When I called Libby upon arrival the afternoon before our painting date, she graciously invited us to meet after dinner. Located a few miles east of town, the Dulac’s beautiful home is filled with her paintings—and with numerous photos of the animals that have visited their property over the years. They told us delightful stories about their wild visitors, such as the barn hawk who arrived during a peak vole infestation in their garden. In just three days, Claude convinced the hawk to take the voles he caught in traps right from his hand, and shortly thereafter his partner joined for her share of the plentiful pests. Before long, Claude and Libby began to hear them “singing” for their breakfast on the porch every morning, which continued throughout the summer until the voles were gone.
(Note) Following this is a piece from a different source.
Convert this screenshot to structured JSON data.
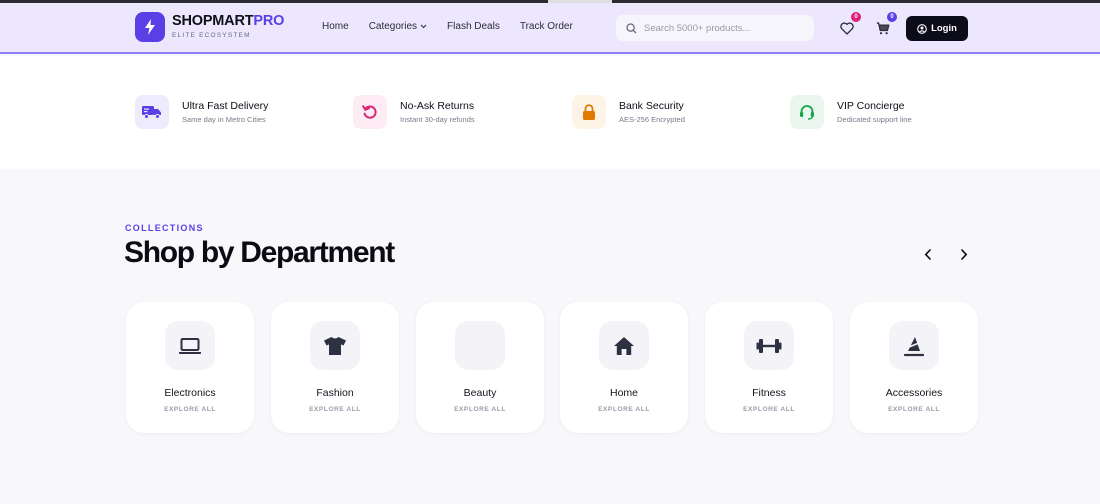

Libby showed us photos of 11 black and brown bears that had visited their yard during the previous three days. One large grizzly was lying face down on a padded lounge chair, and after she snapped the photo, it ripped the couch apart! As the Dulac’s realized how naive we are about bears, they smoothly transitioned into a great bear safety “class”. They related bear-encounter stories from Claude’s work in the national park, and then loaned us each a can of bear spray for our time in Haines Junction. We learned that Dave is especially vulnerable, as bears tend to see bicyclists as running prey. Yummy!
Wouldn’t you know that the first thing I saw as I drove out to paint early the next morning was a big black bear crossing the road? Before my late-morning painting date with Libby, I was headed south on Haines Highway with the intention of painting at Kathleen Lake—the only developed campground in the Kluane National Park. Haines Junction is nestled along the Dezadeash River, and as I arrived at the Welcome to Haines Junction sign at the top of the ridge, I saw a great view of the mountain range and valley in my rear view mirror. I guess I’ll have to reserve the lake for our next trip!
As comforting as it was to have bear spray close at hand, I quickly realized it was no defense against the real menace—mosquitoes! It has been a wet year in Alaska, and although we’ve heard rumors of horrible infestations in other communities, I am convinced that most of the bugs actually followed us into Haines Junction. Remember that $20 rain gear I bought? Thank goodness the pesky mosquitoes can’t penetrate it. I totally covered myself and also sprayed my gloves and floppy hat, so they swarmed but never landed—except on my painting. Now I’m wondering if maybe that couch-eating grizzly was just pissed off because of all the mosquitoes biting him!